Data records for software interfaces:
= Beginning of Section =
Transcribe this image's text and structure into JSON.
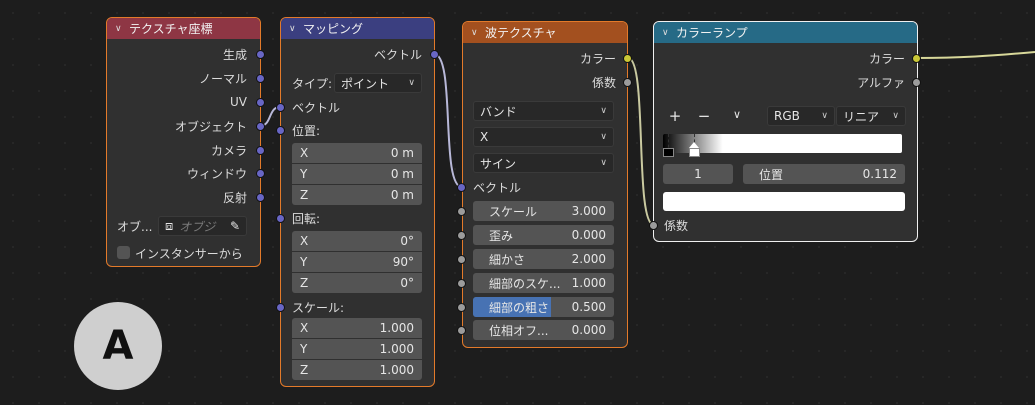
{
  "nodes": {
    "texcoord": {
      "title": "テクスチャ座標",
      "outputs": [
        "生成",
        "ノーマル",
        "UV",
        "オブジェクト",
        "カメラ",
        "ウィンドウ",
        "反射"
      ],
      "object_label": "オブ...",
      "object_placeholder": "オブジ",
      "instancer_label": "インスタンサーから"
    },
    "mapping": {
      "title": "マッピング",
      "output": "ベクトル",
      "type_label": "タイプ:",
      "type_value": "ポイント",
      "vector_input": "ベクトル",
      "location": {
        "label": "位置:",
        "x": "0 m",
        "y": "0 m",
        "z": "0 m"
      },
      "rotation": {
        "label": "回転:",
        "x": "0°",
        "y": "90°",
        "z": "0°"
      },
      "scale": {
        "label": "スケール:",
        "x": "1.000",
        "y": "1.000",
        "z": "1.000"
      },
      "axis": {
        "x": "X",
        "y": "Y",
        "z": "Z"
      }
    },
    "wave": {
      "title": "波テクスチャ",
      "outputs": [
        "カラー",
        "係数"
      ],
      "dropdowns": [
        "バンド",
        "X",
        "サイン"
      ],
      "vector_input": "ベクトル",
      "params": [
        {
          "label": "スケール",
          "value": "3.000"
        },
        {
          "label": "歪み",
          "value": "0.000"
        },
        {
          "label": "細かさ",
          "value": "2.000"
        },
        {
          "label": "細部のスケ...",
          "value": "1.000"
        },
        {
          "label": "細部の粗さ",
          "value": "0.500"
        },
        {
          "label": "位相オフ...",
          "value": "0.000"
        }
      ]
    },
    "colorramp": {
      "title": "カラーランプ",
      "outputs": [
        "カラー",
        "アルファ"
      ],
      "add_icon": "+",
      "remove_icon": "−",
      "menu_icon": "∨",
      "color_mode": "RGB",
      "interpolation": "リニア",
      "stop_index": "1",
      "position_label": "位置",
      "position_value": "0.112",
      "factor_input": "係数"
    }
  },
  "badge": "A",
  "colors": {
    "texcoord_header": "#8e3644",
    "mapping_header": "#3b3f80",
    "wave_header": "#a3501f",
    "colorramp_header": "#266a86",
    "socket_vector": "#6866c4",
    "socket_float": "#9c9c9c",
    "socket_color": "#c9c737",
    "highlight": "#4772b3"
  }
}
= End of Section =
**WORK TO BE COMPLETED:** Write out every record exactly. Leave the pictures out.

**FINISHED EXERCISE:**
Transcribe this image's text and structure into JSON.
{
  "nodes": {
    "texcoord": {
      "title": "テクスチャ座標",
      "outputs": [
        "生成",
        "ノーマル",
        "UV",
        "オブジェクト",
        "カメラ",
        "ウィンドウ",
        "反射"
      ],
      "object_label": "オブ...",
      "object_placeholder": "オブジ",
      "instancer_label": "インスタンサーから"
    },
    "mapping": {
      "title": "マッピング",
      "output": "ベクトル",
      "type_label": "タイプ:",
      "type_value": "ポイント",
      "vector_input": "ベクトル",
      "location": {
        "label": "位置:",
        "x": "0 m",
        "y": "0 m",
        "z": "0 m"
      },
      "rotation": {
        "label": "回転:",
        "x": "0°",
        "y": "90°",
        "z": "0°"
      },
      "scale": {
        "label": "スケール:",
        "x": "1.000",
        "y": "1.000",
        "z": "1.000"
      },
      "axis": {
        "x": "X",
        "y": "Y",
        "z": "Z"
      }
    },
    "wave": {
      "title": "波テクスチャ",
      "outputs": [
        "カラー",
        "係数"
      ],
      "dropdowns": [
        "バンド",
        "X",
        "サイン"
      ],
      "vector_input": "ベクトル",
      "params": [
        {
          "label": "スケール",
          "value": "3.000"
        },
        {
          "label": "歪み",
          "value": "0.000"
        },
        {
          "label": "細かさ",
          "value": "2.000"
        },
        {
          "label": "細部のスケ...",
          "value": "1.000"
        },
        {
          "label": "細部の粗さ",
          "value": "0.500"
        },
        {
          "label": "位相オフ...",
          "value": "0.000"
        }
      ]
    },
    "colorramp": {
      "title": "カラーランプ",
      "outputs": [
        "カラー",
        "アルファ"
      ],
      "add_icon": "+",
      "remove_icon": "−",
      "menu_icon": "∨",
      "color_mode": "RGB",
      "interpolation": "リニア",
      "stop_index": "1",
      "position_label": "位置",
      "position_value": "0.112",
      "factor_input": "係数"
    }
  },
  "badge": "A",
  "colors": {
    "texcoord_header": "#8e3644",
    "mapping_header": "#3b3f80",
    "wave_header": "#a3501f",
    "colorramp_header": "#266a86",
    "socket_vector": "#6866c4",
    "socket_float": "#9c9c9c",
    "socket_color": "#c9c737",
    "highlight": "#4772b3"
  }
}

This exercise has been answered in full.